This remake of the 1971 drama/thriller stars James Marsden, Kate Bosworth, Alexander Skarsgard, and James Woods. With such a decent cast, it should have been a little better. It had a poor reception at the box office mainly due to going up against the re-release of The Lion King in 3D, Contagion, Drive and the Help. These were a few heavy hitters at the time so I’m sure it was tough.
It is Directed by Rod Lurie who also directed The Contender (2000) and The Last Castle (2001). Aside from a few films, his credentials mostly list TV productions and the movie does show with a “made for TV” feel. Meaning you’re hoping the next episode will explain the characters a little more but it’s a movie.
A young married couple David (James Marsden) and Amy Sumner (Kate Bosworth) are moving to Blackwater, Mississippi for a short time while repairs are made to Amy’s father’s house. There was some considerable damage to the barn in a hurricane. The small town is where Amy grew up and left after high school to make it in Hollywood. She was briefly on a crime-based TV show which is where she and David met. He was a writer for the show. David saw this as an excellent opportunity to write a movie script about the WWII opposition of the Russians vs the Nazis in Stalingrad. He has a deadline of 3 weeks and is feeling pressure from his agent.
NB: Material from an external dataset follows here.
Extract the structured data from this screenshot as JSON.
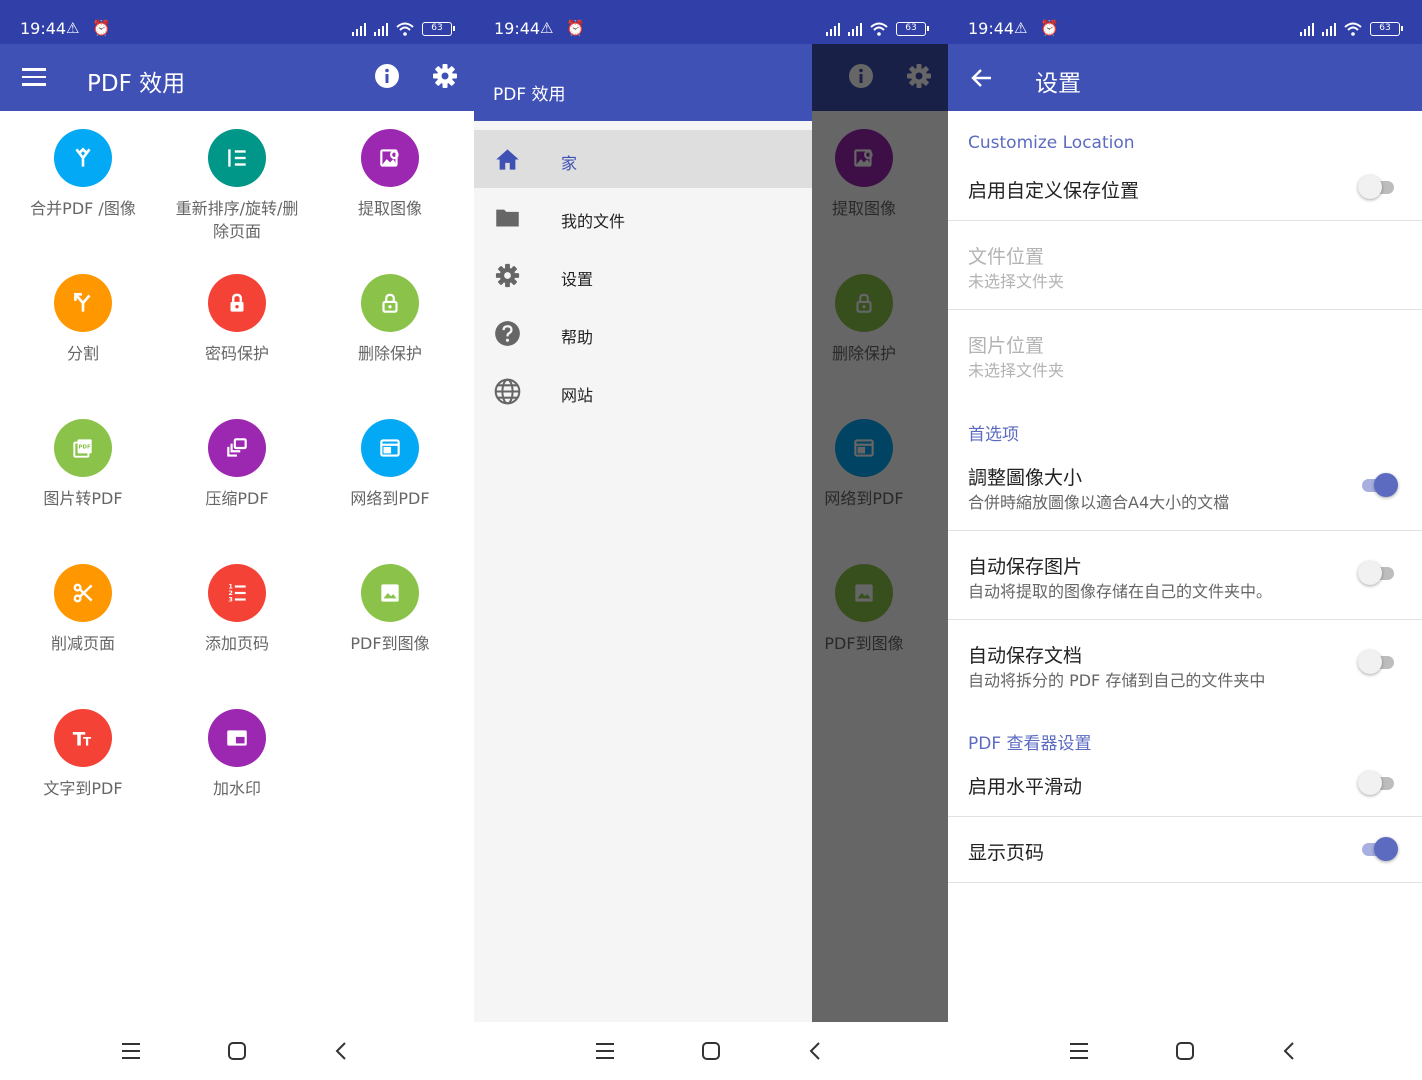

After arriving in the town, David meets Charlie (Alexander Skarsgard) and Coach Heddon (James Woods), the town drunk while having lunch at Blackie’s Tavern. Amy is recognized right away by Charlie as he is a bidding contractor that wants to do the roof on the barn. Due to their, history, David hires him on the spot and finds out after that he is her ex.
As soon as the work begins on the house, so do the problems. Mostly due to the ways of a small town as opposed to Hollywood. Boundaries are different and its an adjustment for everyone but it makes things uncomfortable for the couple. There begins the slippery slope and a game of dominance.
This movie seems to have many underlying stories and subplots that are not explained at all. It’s almost as if the director was expecting an uncut version to explain a few things. Its also possible that the studio cut the movie short. You are wanting to know more about Amy and Charlie’s past, her relationship with the other guys in the crew, and people in the town This review won’t go into everything, but the issues just seem to be below the surface.
With a near-perfect transfer, the movie looks excellent. It’s vibrant at times, dulled colors when needed, no artifacts or black crushing that was obvious. About the last third of the movie was in either low lit of very dark settings. Also, no EE (edge enhancement) at all and the blacks are black. I’m very impressed with how “clean” the video looks.
However, the complaint about the video is the very little CGI in the film does not appear realistic at all. Sometimes that can take away from the movie but it was short enough that it’s a not an issue. It doesn’t feel forced but necessary to slightly drive the film.
Like the video, the sound is encoded very well. The audio track is a lossless DTS HD-MA that is why consumers purchase Blu-rays. As said before, this film is set in the deep south where there is a lot of ambient noise. The audio is loaded with insects and wildlife you would find there. It’s subtle but definitely consistent, making a more tangible environment. The deep bass also doesn’t sound overpowering. There is no unnecessary rattling in the sub-woofers but very smooth especially when there’s driving and you feel the engines.
Another plus about the audio is it’s very even. There was no overpowering changes in the soundtrack causing need to adjust the volume. The gunshots are loud as they should be so they do startle you without blowing your ears out.
Here are the few extras on the disc:
Audio Commentary with writer/director Rod Lurie
Courting Controversy: Remaking a classic-The cast and crew discuss remaking a cult classic.
The Dynamics of Power: Cast/The Ensemble-The cast gives how they perceive their characters and their dynamics.
Inside the Siege: Stunts/The Ultimate Showdown
How the put the end scene together.
Creating the Summer House: Production Design
Making the house for the movie.
My score for the overall is mostly for the actual release. There was a lot of care mastering the film for Blu-ray. I believe Sony simply wants consumers to make the upgrade and thicken up the library. The excellent video and sound will not disappoint the home theater.
The home release was the chance to expand on the plot but until a Director’s cut sees the light, it leaves you wondering. There is a good film in here with a lot of potential, but it just didn’t seem to pull it together. Catch the dual meaning of the plot, it might suck you in. If you like a thriller with plenty of suspense, then this is a movie for you. Give it a rent and see for yourself. I will say it is really a test to how far can a person be pushed before they push back. Makes you wonder, how far would you go?